District court erred by granting summary judgment against claim for retaliation under 42 U.S.C. § 1981. Pipefitter timely sued within four year deadline after being informed of his termination. Evidence employer transferred him to dead end project in retaliation for complaining outside statute of limitations was background to show a retaliatory motive for the termination. Employee established prima facie retaliation case because termination occurred 36 days after his complaint and employer continued to employ other pipefitters thereafter. Employer failed to offer legitimate non-retaliatory reason for termination by saying it laid off 300 other employees and relying on skill level and available work factors to explain employee's selection. Employee offered sufficient evidence to create triable issue whether reasons were pretext for retaliation by pointing to close timing between his complaint and termination, supervisor's lack of sympathy for complaint, continued availability of work and his supervisor saying he needed protection from coworkers. Bagley v. Bel-Aire Mechanical Inc., 2016 U.S. App. LEXIS 6457 (9th Cir. April 8, 2016).
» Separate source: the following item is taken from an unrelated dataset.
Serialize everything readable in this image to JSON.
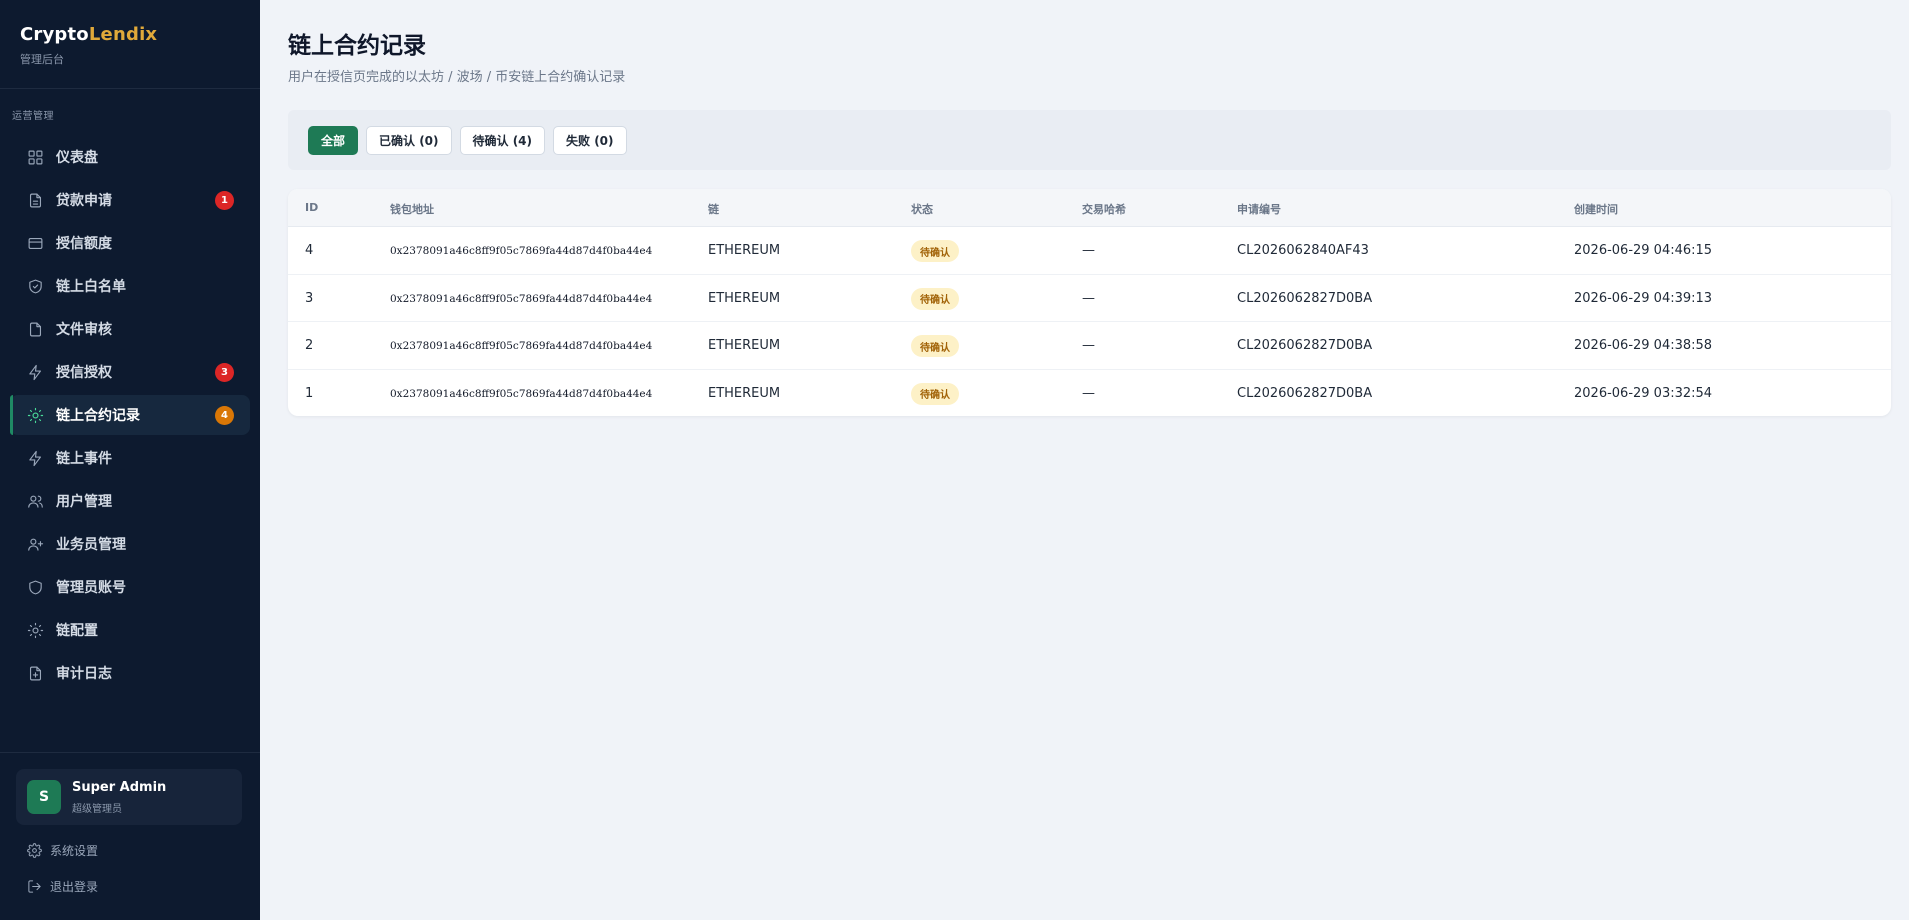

District court erred by denying motion to compel arbitration. Court properly concluded arbitration agreement was procedurally unconscionable, because employer offered it on a 'take it or leave it' basis. District court erred by concluding that the agreement was substantively unconscionable. The agreement permissibly carved out actions seeking provisional injunctive relief already secured by state law. One sided initiation provision was narrowly designed to accommodate employer's obligation to pay all costs unique to arbitration. Confidentiality provision did not disadvantage employee from resolving his own case; by preventing him from contacting other employees to assist, investigate and engage in discovery. Discovery guidelines could be expanded or restricted by the arbitrator consistent with standards of due process and AAA rules. Unilateral modification was subject to covenant of good faith and fair dealing implied in every contract. Authorizing arbitrator to rule on summary judgment motions conferred employer no more advantage than in court. Ali v. J.P. Morgan Chase Bank, N.A., 2016 U.S. App. LEXIS 6367 (9th Cir. April 7, 2016).
District court erred by granting summary judgment against claim for long term disability benefits. Ambiguous terms in an insured plan covered by ERISA are interpreted in insured's favor. Ambiguous plan language was fairly susceptible of interpretation allowing claim even though employee's loss of income occurred after onset of disability, and of covering injury under continuation of coverage provision. Anderson v. Sun Life Assurance of Canada, Inc., 2016 U.S. App. LEXIS 6296 (9th Cir. April 6, 2016).
District court did not err by granting summary judgment against claim for long term disability benefits. Severance agreement did not cover benefit claim, because employee made claim after she signed agreement. Plan did not cover former employee, because she was not a participant after she signed the severance agreement and no longer worked for the employer. Perez-Jones. v. Liberty Life Assurance Company of Boston, 2016 U.S. App. LEXIS 6233 (9th Cir. April 5, 2016).
District court erred by granting summary judgment employee was entitled dollar equivalent of 7,100 euros in canvas bonus compensation, because there was contrary evidence he was entitled to canvas bonus of 7,100 dollars, there was no fully integrated agreement and resolution of the ambiguity was for trial. District court erred by denying employer's motion for new trial on issue whether employee was entitled to accelerator compensation, because contract provided he was not entitled to any accelerator and required all modifications to be in writing. Monaghan v. Telecom Italia Sparkle of North America, Inc., 2016 U.S. App. LEXIS 6232 (9th Cir. April 5, 2016).
District court erred by granting motion to remand putative wage and hour class action to state court. Employer's extrapolation from declarations employees filed to support certification motion reasonably showed issues whether amount in controversy would justify removal. Branch v. PM Realty Group, L.P., 2916 U.S. App. LEXIS 6148 (9th Cir. April 4, 2016).
Note: We analyze cases to learn rules the courts will follow or disappoint us if they don't. Rules that the courts follow allow us to behave and provide explanations they accept. But competent advocates may limit the rules to the facts of the case where they are discussed, or expand rules by showing that differences in other cases are irrelevant.